Content starts

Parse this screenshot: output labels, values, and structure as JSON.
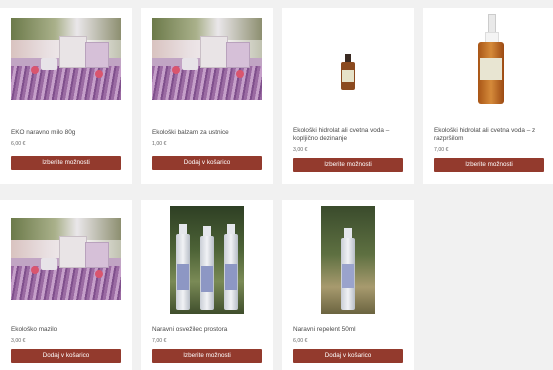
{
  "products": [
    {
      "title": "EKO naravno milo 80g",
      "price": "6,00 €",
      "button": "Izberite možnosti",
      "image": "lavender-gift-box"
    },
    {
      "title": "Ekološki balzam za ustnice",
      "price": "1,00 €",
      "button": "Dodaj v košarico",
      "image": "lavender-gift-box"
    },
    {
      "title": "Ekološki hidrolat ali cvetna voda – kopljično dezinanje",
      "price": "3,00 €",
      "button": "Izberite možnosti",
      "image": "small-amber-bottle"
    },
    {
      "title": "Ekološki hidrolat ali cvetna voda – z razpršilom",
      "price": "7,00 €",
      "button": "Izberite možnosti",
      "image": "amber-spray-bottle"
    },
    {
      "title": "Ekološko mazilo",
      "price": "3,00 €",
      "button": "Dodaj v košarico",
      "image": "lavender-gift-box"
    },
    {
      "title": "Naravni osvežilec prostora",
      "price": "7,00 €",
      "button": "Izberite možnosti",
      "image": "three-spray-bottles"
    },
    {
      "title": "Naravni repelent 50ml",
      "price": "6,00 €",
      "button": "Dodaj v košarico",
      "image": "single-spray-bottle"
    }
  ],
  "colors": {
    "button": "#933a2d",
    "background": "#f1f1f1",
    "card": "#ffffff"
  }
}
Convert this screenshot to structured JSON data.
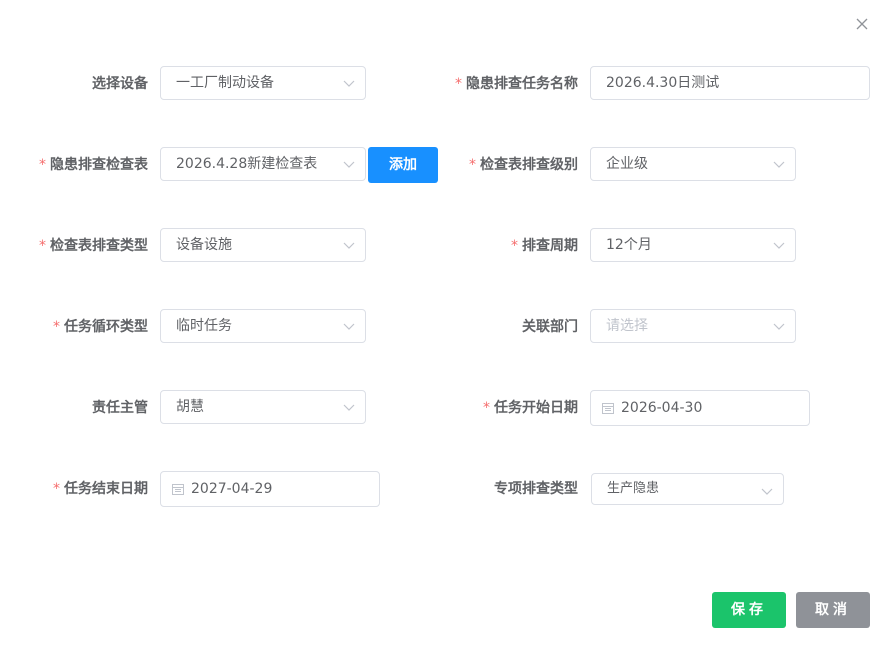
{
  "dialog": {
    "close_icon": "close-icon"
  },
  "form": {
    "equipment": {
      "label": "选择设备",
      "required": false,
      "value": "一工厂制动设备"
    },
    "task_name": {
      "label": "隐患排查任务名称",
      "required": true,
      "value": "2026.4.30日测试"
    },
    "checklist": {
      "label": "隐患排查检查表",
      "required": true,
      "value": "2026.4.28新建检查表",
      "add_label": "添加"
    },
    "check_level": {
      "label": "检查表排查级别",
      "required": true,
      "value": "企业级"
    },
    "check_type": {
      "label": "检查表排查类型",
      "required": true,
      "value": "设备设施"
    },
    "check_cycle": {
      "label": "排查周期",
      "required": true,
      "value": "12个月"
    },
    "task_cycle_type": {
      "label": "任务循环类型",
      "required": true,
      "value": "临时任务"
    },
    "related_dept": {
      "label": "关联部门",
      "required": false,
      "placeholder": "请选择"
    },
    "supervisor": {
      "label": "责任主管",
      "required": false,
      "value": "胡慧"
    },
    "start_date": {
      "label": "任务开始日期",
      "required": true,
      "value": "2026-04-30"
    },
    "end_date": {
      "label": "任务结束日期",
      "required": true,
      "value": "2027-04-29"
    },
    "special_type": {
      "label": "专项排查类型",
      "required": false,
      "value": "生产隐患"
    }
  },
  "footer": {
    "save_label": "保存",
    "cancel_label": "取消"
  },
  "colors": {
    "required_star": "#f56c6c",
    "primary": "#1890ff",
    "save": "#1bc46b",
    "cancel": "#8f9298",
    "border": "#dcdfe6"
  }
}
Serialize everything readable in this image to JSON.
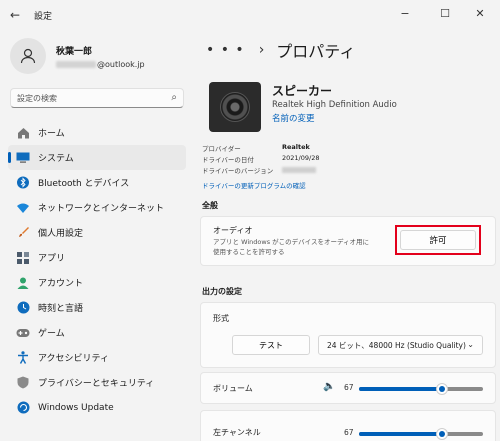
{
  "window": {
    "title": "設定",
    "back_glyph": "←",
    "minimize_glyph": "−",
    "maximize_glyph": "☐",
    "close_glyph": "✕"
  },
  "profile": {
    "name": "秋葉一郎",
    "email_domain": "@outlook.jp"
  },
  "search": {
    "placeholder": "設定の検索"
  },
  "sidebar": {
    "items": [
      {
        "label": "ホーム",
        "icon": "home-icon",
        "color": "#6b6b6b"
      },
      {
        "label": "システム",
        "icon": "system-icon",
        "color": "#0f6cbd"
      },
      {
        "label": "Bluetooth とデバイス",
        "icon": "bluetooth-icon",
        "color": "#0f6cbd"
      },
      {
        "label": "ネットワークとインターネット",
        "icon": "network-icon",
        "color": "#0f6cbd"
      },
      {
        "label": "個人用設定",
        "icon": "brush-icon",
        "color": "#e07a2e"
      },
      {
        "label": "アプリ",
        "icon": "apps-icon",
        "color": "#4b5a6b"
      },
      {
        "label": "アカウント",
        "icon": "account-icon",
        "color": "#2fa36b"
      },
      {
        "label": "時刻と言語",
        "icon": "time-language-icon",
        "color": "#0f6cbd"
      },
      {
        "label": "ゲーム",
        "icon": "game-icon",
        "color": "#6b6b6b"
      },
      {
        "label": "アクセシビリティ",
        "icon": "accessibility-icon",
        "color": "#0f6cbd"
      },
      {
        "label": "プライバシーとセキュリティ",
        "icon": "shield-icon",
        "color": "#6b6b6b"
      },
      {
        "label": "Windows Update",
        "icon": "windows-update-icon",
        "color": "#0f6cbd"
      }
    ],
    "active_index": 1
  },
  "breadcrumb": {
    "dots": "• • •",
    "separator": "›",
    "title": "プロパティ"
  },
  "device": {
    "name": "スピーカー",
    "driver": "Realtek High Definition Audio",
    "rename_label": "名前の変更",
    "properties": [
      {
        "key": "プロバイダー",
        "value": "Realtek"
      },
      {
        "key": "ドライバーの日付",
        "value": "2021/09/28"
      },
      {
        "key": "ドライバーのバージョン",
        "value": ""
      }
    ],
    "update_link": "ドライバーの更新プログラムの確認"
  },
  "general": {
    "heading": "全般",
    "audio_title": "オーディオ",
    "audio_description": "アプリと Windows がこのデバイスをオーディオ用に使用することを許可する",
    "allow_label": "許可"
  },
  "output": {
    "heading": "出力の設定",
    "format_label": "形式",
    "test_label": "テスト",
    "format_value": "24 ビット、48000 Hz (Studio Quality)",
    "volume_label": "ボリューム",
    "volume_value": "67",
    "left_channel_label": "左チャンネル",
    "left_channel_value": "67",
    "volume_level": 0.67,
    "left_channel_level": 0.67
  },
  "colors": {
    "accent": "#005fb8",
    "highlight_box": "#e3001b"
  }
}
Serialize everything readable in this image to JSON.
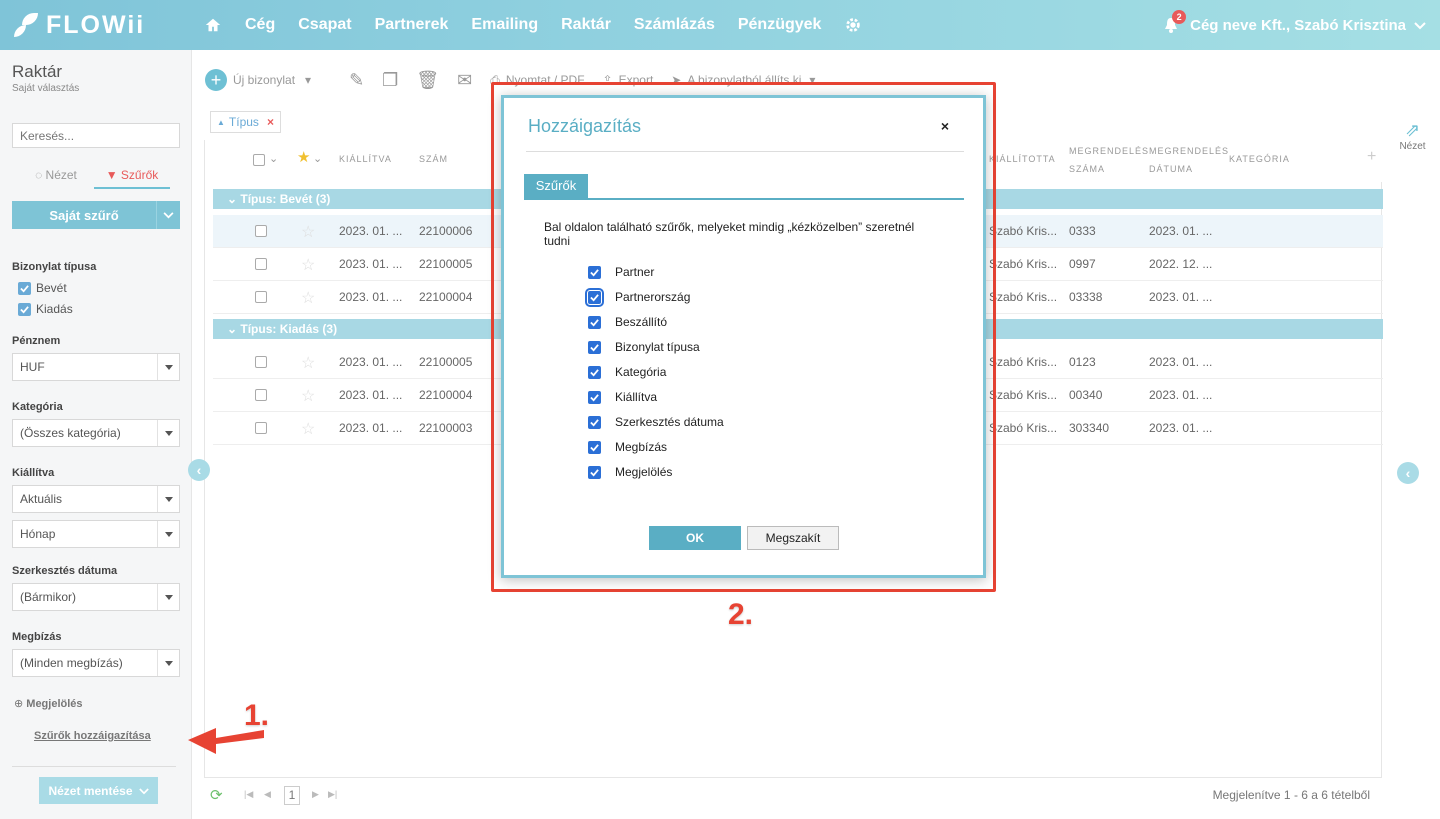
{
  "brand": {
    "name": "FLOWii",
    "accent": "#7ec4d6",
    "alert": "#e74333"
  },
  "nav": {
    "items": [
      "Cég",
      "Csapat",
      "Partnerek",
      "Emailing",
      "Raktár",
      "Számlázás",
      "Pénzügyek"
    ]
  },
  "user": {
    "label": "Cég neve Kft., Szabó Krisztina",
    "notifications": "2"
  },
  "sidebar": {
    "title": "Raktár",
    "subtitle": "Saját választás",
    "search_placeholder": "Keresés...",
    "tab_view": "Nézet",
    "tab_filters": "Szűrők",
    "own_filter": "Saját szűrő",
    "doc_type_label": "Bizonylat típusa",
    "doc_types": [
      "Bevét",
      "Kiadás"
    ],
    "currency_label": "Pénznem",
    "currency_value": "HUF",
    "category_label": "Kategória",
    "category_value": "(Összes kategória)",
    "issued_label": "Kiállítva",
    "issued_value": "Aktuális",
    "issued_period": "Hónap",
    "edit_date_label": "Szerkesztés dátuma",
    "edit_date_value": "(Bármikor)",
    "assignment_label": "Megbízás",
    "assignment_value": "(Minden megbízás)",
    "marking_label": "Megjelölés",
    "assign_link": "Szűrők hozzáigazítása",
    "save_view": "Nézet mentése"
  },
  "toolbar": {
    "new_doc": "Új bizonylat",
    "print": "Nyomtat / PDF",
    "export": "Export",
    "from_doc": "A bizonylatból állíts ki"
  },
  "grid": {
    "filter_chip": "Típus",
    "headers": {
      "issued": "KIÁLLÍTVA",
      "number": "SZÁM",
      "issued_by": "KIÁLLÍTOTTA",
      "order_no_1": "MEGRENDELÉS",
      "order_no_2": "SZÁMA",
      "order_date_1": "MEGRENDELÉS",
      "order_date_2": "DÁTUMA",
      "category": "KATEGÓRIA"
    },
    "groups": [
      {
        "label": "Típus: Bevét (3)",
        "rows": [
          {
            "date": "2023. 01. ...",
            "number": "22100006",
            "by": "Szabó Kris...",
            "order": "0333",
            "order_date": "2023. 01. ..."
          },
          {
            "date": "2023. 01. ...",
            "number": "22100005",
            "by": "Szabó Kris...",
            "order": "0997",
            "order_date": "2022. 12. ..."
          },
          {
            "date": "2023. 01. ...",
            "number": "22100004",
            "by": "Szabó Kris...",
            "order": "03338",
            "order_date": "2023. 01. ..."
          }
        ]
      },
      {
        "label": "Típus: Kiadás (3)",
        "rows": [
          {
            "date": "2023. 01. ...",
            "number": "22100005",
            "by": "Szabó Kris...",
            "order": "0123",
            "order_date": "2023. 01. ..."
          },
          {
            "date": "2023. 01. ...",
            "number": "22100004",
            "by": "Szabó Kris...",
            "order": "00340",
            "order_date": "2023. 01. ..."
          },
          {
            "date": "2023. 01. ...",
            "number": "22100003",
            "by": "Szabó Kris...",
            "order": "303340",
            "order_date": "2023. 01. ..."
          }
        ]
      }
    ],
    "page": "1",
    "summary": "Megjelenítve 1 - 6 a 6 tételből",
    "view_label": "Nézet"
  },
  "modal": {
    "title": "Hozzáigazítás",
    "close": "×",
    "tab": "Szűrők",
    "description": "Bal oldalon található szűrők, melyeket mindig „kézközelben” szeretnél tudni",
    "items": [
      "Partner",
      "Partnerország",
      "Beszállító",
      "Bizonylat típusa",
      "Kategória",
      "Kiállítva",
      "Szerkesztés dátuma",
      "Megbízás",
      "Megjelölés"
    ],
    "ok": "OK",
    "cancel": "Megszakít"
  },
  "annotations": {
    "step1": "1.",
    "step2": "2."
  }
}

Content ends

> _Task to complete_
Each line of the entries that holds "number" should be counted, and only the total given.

> _Response to this exercise_
7